#### [AIM OF THE TASK]
Identify every line in the records below that contains the word "icon", and reproduce each one.

#### [SUPPLIED MATERIAL]
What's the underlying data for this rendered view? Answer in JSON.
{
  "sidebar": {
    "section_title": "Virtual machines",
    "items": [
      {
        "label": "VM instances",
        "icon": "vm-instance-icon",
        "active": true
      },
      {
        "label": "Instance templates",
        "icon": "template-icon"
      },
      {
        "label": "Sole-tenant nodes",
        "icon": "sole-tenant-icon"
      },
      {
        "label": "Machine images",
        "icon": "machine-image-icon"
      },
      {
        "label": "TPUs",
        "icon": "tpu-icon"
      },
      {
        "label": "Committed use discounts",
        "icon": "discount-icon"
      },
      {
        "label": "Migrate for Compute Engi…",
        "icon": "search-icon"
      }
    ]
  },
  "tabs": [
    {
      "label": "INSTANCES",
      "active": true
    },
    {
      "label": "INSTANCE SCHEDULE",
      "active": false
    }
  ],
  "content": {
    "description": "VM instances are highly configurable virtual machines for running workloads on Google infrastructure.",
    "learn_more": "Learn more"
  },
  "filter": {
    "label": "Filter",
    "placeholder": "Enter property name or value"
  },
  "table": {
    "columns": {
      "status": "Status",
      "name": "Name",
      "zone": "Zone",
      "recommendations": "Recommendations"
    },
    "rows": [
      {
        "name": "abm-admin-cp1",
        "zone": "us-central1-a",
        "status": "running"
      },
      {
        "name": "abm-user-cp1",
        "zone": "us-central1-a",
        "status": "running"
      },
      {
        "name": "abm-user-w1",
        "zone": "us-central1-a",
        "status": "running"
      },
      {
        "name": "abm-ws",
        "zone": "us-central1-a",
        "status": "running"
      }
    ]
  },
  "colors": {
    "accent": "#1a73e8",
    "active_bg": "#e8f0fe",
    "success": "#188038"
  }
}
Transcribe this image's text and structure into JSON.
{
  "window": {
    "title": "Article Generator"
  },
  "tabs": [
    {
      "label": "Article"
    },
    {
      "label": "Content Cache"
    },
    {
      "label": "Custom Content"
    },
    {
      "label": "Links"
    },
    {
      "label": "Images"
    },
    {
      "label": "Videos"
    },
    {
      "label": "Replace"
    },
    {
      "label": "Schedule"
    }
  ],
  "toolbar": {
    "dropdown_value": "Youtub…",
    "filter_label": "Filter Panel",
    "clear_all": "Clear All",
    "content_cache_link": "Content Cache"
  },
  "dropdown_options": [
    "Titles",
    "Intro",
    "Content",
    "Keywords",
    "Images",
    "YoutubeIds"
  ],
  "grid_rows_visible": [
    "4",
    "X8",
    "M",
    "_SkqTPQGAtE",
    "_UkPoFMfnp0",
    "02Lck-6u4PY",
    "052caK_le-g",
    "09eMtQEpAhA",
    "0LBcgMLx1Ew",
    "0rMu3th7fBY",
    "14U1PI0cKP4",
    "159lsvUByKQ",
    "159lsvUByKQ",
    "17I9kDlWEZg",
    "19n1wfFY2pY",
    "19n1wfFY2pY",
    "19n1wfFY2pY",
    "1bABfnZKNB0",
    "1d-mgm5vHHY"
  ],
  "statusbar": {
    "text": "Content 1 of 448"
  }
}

#### [RESULT OF THIS EXERCISE]
        "icon": "vm-instance-icon",
        "icon": "template-icon"
        "icon": "sole-tenant-icon"
        "icon": "machine-image-icon"
        "icon": "tpu-icon"
        "icon": "discount-icon"
        "icon": "search-icon"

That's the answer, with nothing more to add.